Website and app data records
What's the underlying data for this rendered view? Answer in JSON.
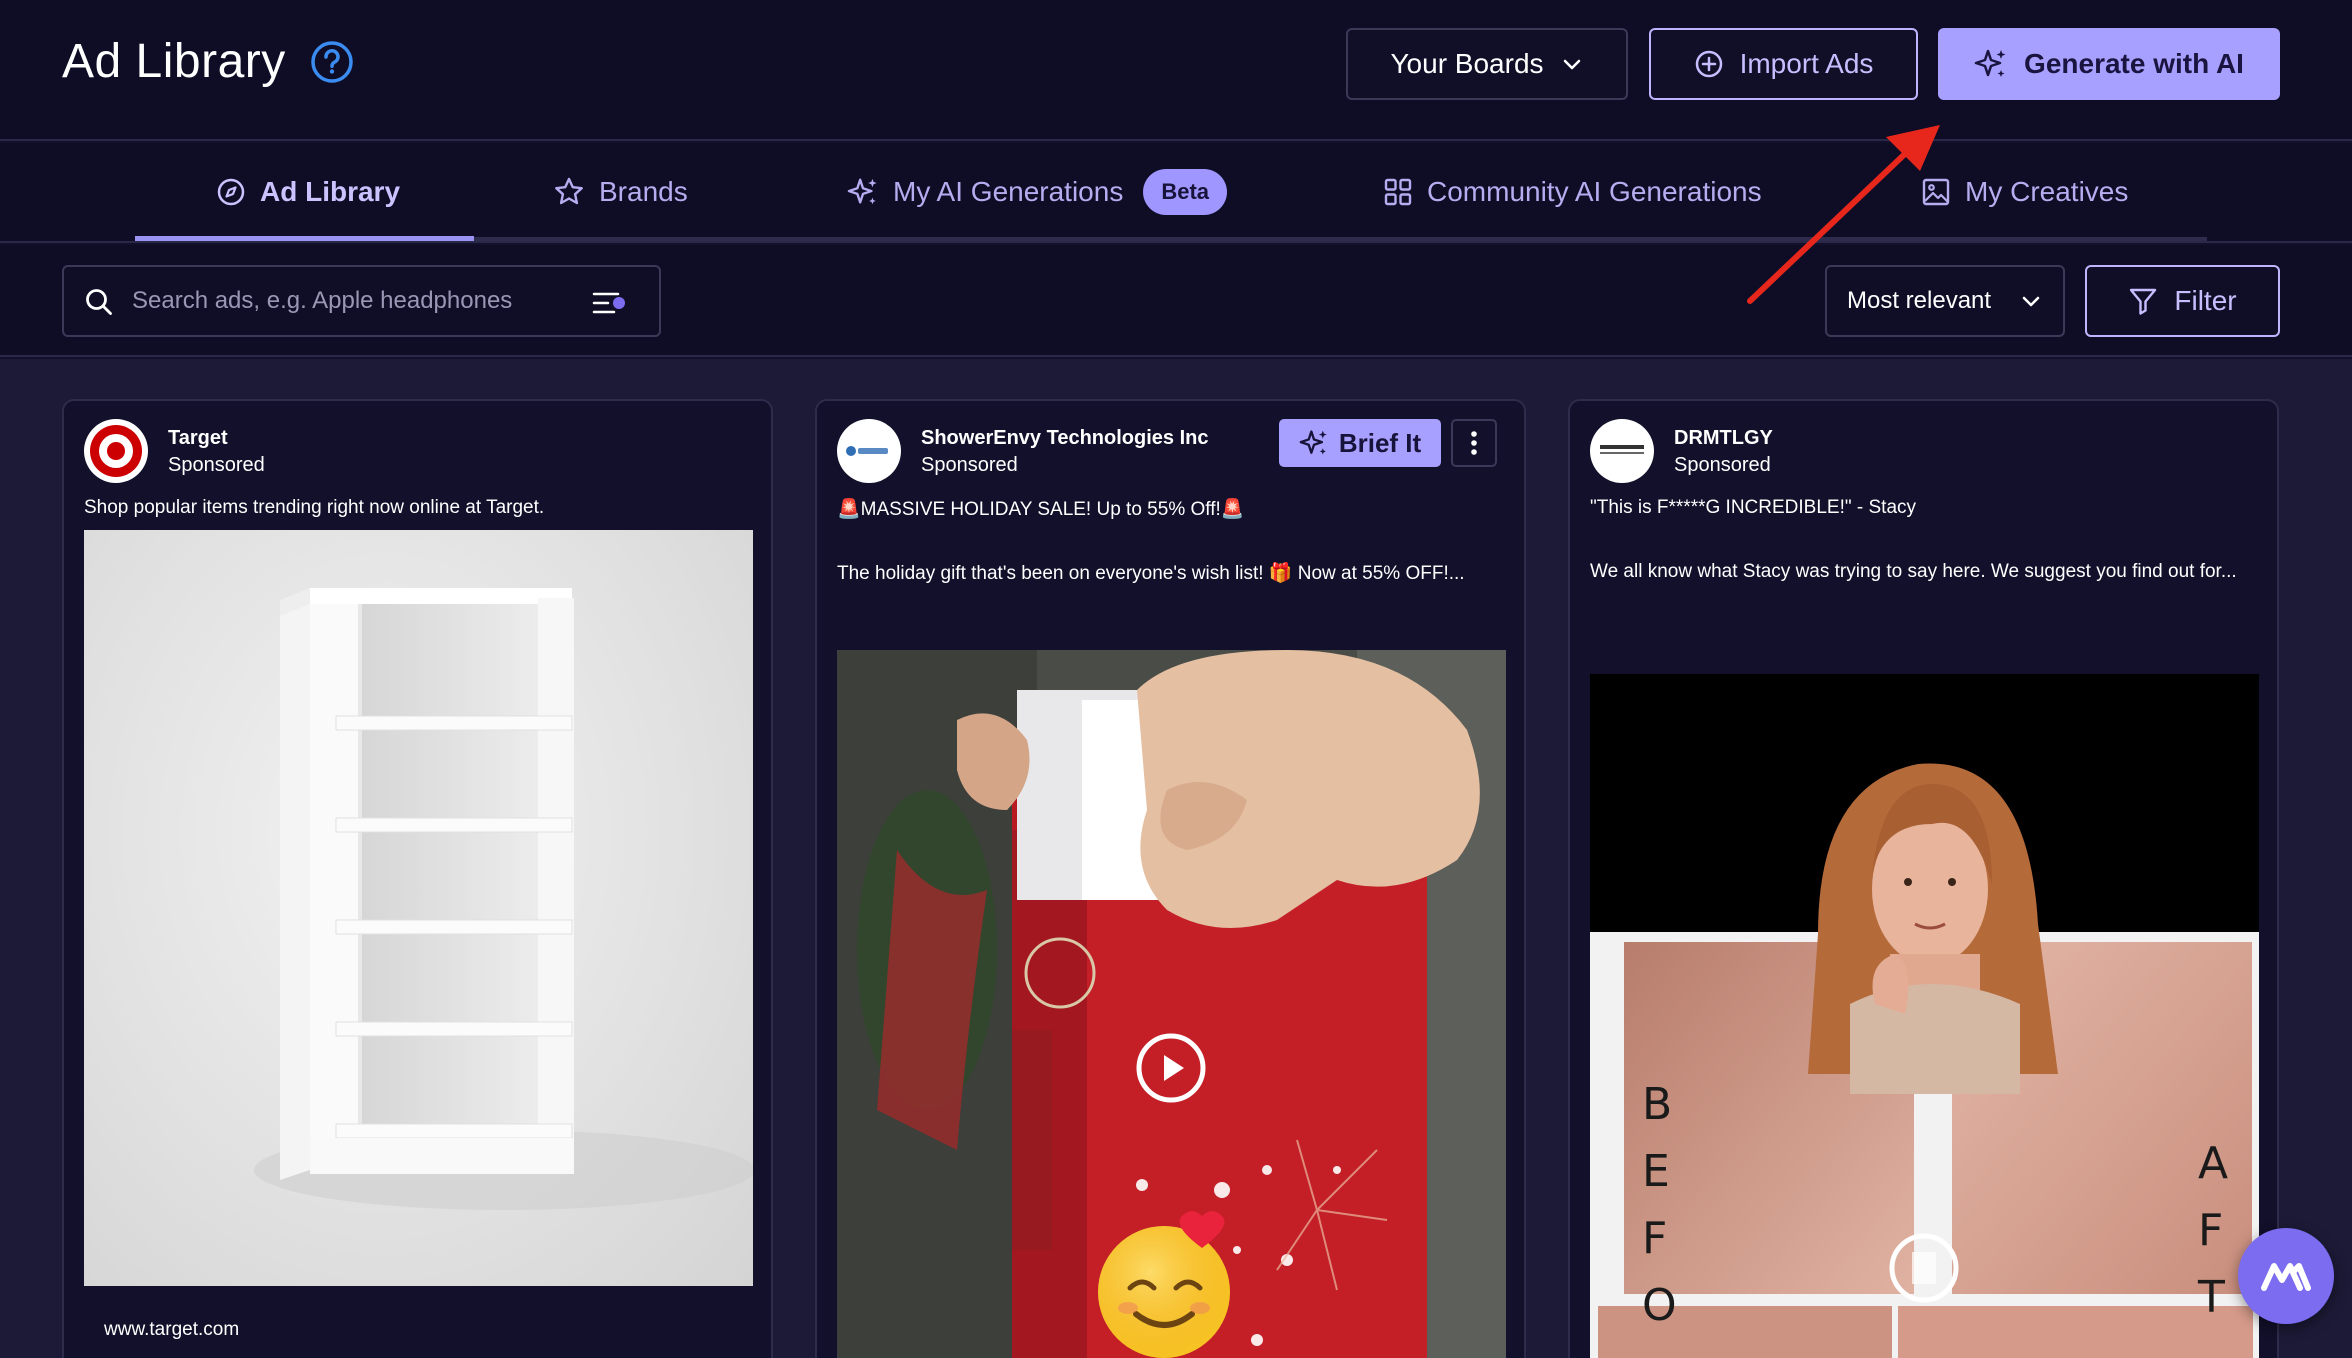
{
  "header": {
    "title": "Ad Library",
    "boards_label": "Your Boards",
    "import_label": "Import Ads",
    "generate_label": "Generate with AI"
  },
  "tabs": [
    {
      "label": "Ad Library",
      "icon": "compass-icon",
      "active": true
    },
    {
      "label": "Brands",
      "icon": "star-icon"
    },
    {
      "label": "My AI Generations",
      "icon": "sparkles-icon",
      "badge": "Beta"
    },
    {
      "label": "Community AI Generations",
      "icon": "grid-icon"
    },
    {
      "label": "My Creatives",
      "icon": "image-icon"
    }
  ],
  "search": {
    "placeholder": "Search ads, e.g. Apple headphones"
  },
  "sort": {
    "selected": "Most relevant"
  },
  "filter_label": "Filter",
  "cards": [
    {
      "brand": "Target",
      "sponsored": "Sponsored",
      "text": "Shop popular items trending right now online at Target.",
      "url": "www.target.com"
    },
    {
      "brand": "ShowerEnvy Technologies Inc",
      "sponsored": "Sponsored",
      "text1": "🚨MASSIVE HOLIDAY SALE! Up to 55% Off!🚨",
      "text2": "The holiday gift that's been on everyone's wish list! 🎁 Now at 55% OFF!...",
      "brief_label": "Brief It"
    },
    {
      "brand": "DRMTLGY",
      "sponsored": "Sponsored",
      "text1": "\"This is F*****G INCREDIBLE!\" - Stacy",
      "text2": "We all know what Stacy was trying to say here. We suggest you find out for...",
      "before_letters": [
        "B",
        "E",
        "F",
        "O"
      ],
      "after_letters": [
        "A",
        "F",
        "T"
      ]
    }
  ],
  "colors": {
    "background": "#12102b",
    "accent": "#a8a0ff",
    "tab_text": "#b4adf0",
    "annotation_arrow": "#e8271c"
  }
}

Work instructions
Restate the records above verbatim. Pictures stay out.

Exercise output
What's the underlying data for this rendered view? Answer in JSON.
{
  "header": {
    "title": "Ad Library",
    "boards_label": "Your Boards",
    "import_label": "Import Ads",
    "generate_label": "Generate with AI"
  },
  "tabs": [
    {
      "label": "Ad Library",
      "icon": "compass-icon",
      "active": true
    },
    {
      "label": "Brands",
      "icon": "star-icon"
    },
    {
      "label": "My AI Generations",
      "icon": "sparkles-icon",
      "badge": "Beta"
    },
    {
      "label": "Community AI Generations",
      "icon": "grid-icon"
    },
    {
      "label": "My Creatives",
      "icon": "image-icon"
    }
  ],
  "search": {
    "placeholder": "Search ads, e.g. Apple headphones"
  },
  "sort": {
    "selected": "Most relevant"
  },
  "filter_label": "Filter",
  "cards": [
    {
      "brand": "Target",
      "sponsored": "Sponsored",
      "text": "Shop popular items trending right now online at Target.",
      "url": "www.target.com"
    },
    {
      "brand": "ShowerEnvy Technologies Inc",
      "sponsored": "Sponsored",
      "text1": "🚨MASSIVE HOLIDAY SALE! Up to 55% Off!🚨",
      "text2": "The holiday gift that's been on everyone's wish list! 🎁 Now at 55% OFF!...",
      "brief_label": "Brief It"
    },
    {
      "brand": "DRMTLGY",
      "sponsored": "Sponsored",
      "text1": "\"This is F*****G INCREDIBLE!\" - Stacy",
      "text2": "We all know what Stacy was trying to say here. We suggest you find out for...",
      "before_letters": [
        "B",
        "E",
        "F",
        "O"
      ],
      "after_letters": [
        "A",
        "F",
        "T"
      ]
    }
  ],
  "colors": {
    "background": "#12102b",
    "accent": "#a8a0ff",
    "tab_text": "#b4adf0",
    "annotation_arrow": "#e8271c"
  }
}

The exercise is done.